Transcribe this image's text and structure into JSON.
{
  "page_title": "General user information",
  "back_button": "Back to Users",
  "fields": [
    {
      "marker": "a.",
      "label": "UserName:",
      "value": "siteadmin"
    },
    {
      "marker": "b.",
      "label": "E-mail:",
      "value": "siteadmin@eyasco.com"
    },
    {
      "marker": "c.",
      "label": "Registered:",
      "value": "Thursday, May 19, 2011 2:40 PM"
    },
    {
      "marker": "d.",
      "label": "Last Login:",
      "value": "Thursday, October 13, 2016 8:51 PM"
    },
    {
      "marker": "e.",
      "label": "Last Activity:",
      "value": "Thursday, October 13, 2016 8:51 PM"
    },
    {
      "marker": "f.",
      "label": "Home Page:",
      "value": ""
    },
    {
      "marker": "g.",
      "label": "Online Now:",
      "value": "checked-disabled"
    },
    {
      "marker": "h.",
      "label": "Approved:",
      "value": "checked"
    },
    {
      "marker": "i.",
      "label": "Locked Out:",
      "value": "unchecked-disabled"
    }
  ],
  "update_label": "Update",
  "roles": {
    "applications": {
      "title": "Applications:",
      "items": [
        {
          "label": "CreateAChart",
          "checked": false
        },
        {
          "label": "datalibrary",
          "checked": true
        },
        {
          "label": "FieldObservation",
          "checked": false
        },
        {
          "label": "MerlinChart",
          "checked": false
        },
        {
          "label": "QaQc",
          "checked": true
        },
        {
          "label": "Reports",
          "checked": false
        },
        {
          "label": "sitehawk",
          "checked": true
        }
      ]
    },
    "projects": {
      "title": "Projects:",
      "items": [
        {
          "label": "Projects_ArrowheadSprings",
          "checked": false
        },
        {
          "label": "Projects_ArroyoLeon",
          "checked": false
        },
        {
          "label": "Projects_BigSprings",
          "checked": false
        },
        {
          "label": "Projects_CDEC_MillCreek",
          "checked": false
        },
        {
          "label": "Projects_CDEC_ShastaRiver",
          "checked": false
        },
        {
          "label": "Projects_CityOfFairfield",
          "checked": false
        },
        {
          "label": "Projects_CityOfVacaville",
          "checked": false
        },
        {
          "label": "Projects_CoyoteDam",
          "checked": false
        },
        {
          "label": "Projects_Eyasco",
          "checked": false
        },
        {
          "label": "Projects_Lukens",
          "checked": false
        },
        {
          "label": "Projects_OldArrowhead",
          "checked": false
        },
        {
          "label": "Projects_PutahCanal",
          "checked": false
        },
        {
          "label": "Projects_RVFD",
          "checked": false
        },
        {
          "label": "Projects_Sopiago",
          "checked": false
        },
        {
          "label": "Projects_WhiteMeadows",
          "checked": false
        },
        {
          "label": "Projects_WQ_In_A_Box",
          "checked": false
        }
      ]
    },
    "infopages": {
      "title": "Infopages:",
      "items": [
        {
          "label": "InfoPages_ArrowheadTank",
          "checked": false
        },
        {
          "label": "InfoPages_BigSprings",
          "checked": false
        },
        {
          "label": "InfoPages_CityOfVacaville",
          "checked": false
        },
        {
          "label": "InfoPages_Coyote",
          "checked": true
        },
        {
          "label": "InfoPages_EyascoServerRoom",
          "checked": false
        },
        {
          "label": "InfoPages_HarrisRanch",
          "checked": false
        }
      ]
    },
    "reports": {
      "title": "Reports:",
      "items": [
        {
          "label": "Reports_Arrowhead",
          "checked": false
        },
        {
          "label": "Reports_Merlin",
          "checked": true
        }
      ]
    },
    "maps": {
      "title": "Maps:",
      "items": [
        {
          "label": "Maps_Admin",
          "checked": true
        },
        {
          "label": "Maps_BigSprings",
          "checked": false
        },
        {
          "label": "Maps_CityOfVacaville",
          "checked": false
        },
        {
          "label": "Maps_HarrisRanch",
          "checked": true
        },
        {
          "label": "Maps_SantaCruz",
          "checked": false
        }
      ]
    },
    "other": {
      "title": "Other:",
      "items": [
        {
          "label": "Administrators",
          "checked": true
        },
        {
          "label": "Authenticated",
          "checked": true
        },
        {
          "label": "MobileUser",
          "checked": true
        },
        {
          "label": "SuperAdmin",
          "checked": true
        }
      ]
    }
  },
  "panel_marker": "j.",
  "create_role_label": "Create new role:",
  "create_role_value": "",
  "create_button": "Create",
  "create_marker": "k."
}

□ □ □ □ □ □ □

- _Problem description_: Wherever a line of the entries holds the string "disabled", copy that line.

- _Result_:
      "value": "checked-disabled"
      "value": "unchecked-disabled"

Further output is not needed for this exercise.